### SOURCE DATA

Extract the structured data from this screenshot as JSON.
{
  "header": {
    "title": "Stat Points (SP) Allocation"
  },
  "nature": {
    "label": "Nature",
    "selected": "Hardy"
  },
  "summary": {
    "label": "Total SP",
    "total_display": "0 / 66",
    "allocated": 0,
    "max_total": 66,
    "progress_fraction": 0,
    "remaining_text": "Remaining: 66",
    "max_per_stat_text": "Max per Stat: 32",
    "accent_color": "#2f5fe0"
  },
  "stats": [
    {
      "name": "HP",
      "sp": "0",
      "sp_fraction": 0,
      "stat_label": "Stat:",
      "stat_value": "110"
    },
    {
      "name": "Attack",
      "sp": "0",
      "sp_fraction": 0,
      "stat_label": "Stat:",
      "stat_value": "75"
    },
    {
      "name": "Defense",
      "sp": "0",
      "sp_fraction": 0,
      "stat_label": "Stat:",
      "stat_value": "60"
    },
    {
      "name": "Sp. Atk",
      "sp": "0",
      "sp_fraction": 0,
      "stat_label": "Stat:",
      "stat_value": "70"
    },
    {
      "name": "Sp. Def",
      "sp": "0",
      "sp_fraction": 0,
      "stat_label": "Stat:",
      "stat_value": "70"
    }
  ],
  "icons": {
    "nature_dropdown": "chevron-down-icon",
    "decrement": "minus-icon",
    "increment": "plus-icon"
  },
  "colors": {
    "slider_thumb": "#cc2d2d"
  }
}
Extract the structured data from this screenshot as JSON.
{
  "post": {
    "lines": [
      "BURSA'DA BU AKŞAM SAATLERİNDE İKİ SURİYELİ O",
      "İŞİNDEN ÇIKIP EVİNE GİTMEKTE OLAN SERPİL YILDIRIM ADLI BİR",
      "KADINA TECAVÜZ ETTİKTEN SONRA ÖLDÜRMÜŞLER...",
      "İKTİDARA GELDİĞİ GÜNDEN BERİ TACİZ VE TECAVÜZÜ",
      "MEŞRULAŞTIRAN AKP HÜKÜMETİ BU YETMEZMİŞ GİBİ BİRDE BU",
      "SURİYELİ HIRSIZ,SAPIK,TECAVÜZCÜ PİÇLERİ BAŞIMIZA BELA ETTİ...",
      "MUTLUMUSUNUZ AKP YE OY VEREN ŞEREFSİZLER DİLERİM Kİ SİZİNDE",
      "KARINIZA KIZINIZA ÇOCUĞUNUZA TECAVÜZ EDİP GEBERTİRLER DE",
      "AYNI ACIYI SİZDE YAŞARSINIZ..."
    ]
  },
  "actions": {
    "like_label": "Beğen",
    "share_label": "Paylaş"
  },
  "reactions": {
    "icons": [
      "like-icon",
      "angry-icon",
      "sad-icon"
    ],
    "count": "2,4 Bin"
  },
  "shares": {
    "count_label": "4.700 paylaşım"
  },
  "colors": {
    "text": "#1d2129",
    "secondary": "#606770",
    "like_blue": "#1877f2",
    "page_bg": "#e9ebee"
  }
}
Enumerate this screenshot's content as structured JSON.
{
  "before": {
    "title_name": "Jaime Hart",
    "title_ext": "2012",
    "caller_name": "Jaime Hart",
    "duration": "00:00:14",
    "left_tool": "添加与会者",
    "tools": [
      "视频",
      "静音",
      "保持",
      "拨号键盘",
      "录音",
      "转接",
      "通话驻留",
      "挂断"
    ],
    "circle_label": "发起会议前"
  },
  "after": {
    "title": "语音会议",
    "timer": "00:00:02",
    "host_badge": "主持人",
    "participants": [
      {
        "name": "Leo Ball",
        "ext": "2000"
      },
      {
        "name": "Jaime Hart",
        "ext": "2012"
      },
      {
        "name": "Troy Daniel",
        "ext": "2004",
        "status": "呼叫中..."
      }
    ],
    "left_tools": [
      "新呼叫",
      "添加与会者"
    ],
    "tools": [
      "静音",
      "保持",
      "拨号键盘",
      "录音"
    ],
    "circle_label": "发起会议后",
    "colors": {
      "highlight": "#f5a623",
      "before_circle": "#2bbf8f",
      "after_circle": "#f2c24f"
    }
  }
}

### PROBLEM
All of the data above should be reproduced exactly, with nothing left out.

### OUTPUT OF THE EXERCISE
Extract the structured data from this screenshot as JSON.
{
  "header": {
    "title": "Stat Points (SP) Allocation"
  },
  "nature": {
    "label": "Nature",
    "selected": "Hardy"
  },
  "summary": {
    "label": "Total SP",
    "total_display": "0 / 66",
    "allocated": 0,
    "max_total": 66,
    "progress_fraction": 0,
    "remaining_text": "Remaining: 66",
    "max_per_stat_text": "Max per Stat: 32",
    "accent_color": "#2f5fe0"
  },
  "stats": [
    {
      "name": "HP",
      "sp": "0",
      "sp_fraction": 0,
      "stat_label": "Stat:",
      "stat_value": "110"
    },
    {
      "name": "Attack",
      "sp": "0",
      "sp_fraction": 0,
      "stat_label": "Stat:",
      "stat_value": "75"
    },
    {
      "name": "Defense",
      "sp": "0",
      "sp_fraction": 0,
      "stat_label": "Stat:",
      "stat_value": "60"
    },
    {
      "name": "Sp. Atk",
      "sp": "0",
      "sp_fraction": 0,
      "stat_label": "Stat:",
      "stat_value": "70"
    },
    {
      "name": "Sp. Def",
      "sp": "0",
      "sp_fraction": 0,
      "stat_label": "Stat:",
      "stat_value": "70"
    }
  ],
  "icons": {
    "nature_dropdown": "chevron-down-icon",
    "decrement": "minus-icon",
    "increment": "plus-icon"
  },
  "colors": {
    "slider_thumb": "#cc2d2d"
  }
}
Extract the structured data from this screenshot as JSON.
{
  "post": {
    "lines": [
      "BURSA'DA BU AKŞAM SAATLERİNDE İKİ SURİYELİ O",
      "İŞİNDEN ÇIKIP EVİNE GİTMEKTE OLAN SERPİL YILDIRIM ADLI BİR",
      "KADINA TECAVÜZ ETTİKTEN SONRA ÖLDÜRMÜŞLER...",
      "İKTİDARA GELDİĞİ GÜNDEN BERİ TACİZ VE TECAVÜZÜ",
      "MEŞRULAŞTIRAN AKP HÜKÜMETİ BU YETMEZMİŞ GİBİ BİRDE BU",
      "SURİYELİ HIRSIZ,SAPIK,TECAVÜZCÜ PİÇLERİ BAŞIMIZA BELA ETTİ...",
      "MUTLUMUSUNUZ AKP YE OY VEREN ŞEREFSİZLER DİLERİM Kİ SİZİNDE",
      "KARINIZA KIZINIZA ÇOCUĞUNUZA TECAVÜZ EDİP GEBERTİRLER DE",
      "AYNI ACIYI SİZDE YAŞARSINIZ..."
    ]
  },
  "actions": {
    "like_label": "Beğen",
    "share_label": "Paylaş"
  },
  "reactions": {
    "icons": [
      "like-icon",
      "angry-icon",
      "sad-icon"
    ],
    "count": "2,4 Bin"
  },
  "shares": {
    "count_label": "4.700 paylaşım"
  },
  "colors": {
    "text": "#1d2129",
    "secondary": "#606770",
    "like_blue": "#1877f2",
    "page_bg": "#e9ebee"
  }
}
Enumerate this screenshot's content as structured JSON.
{
  "before": {
    "title_name": "Jaime Hart",
    "title_ext": "2012",
    "caller_name": "Jaime Hart",
    "duration": "00:00:14",
    "left_tool": "添加与会者",
    "tools": [
      "视频",
      "静音",
      "保持",
      "拨号键盘",
      "录音",
      "转接",
      "通话驻留",
      "挂断"
    ],
    "circle_label": "发起会议前"
  },
  "after": {
    "title": "语音会议",
    "timer": "00:00:02",
    "host_badge": "主持人",
    "participants": [
      {
        "name": "Leo Ball",
        "ext": "2000"
      },
      {
        "name": "Jaime Hart",
        "ext": "2012"
      },
      {
        "name": "Troy Daniel",
        "ext": "2004",
        "status": "呼叫中..."
      }
    ],
    "left_tools": [
      "新呼叫",
      "添加与会者"
    ],
    "tools": [
      "静音",
      "保持",
      "拨号键盘",
      "录音"
    ],
    "circle_label": "发起会议后",
    "colors": {
      "highlight": "#f5a623",
      "before_circle": "#2bbf8f",
      "after_circle": "#f2c24f"
    }
  }
}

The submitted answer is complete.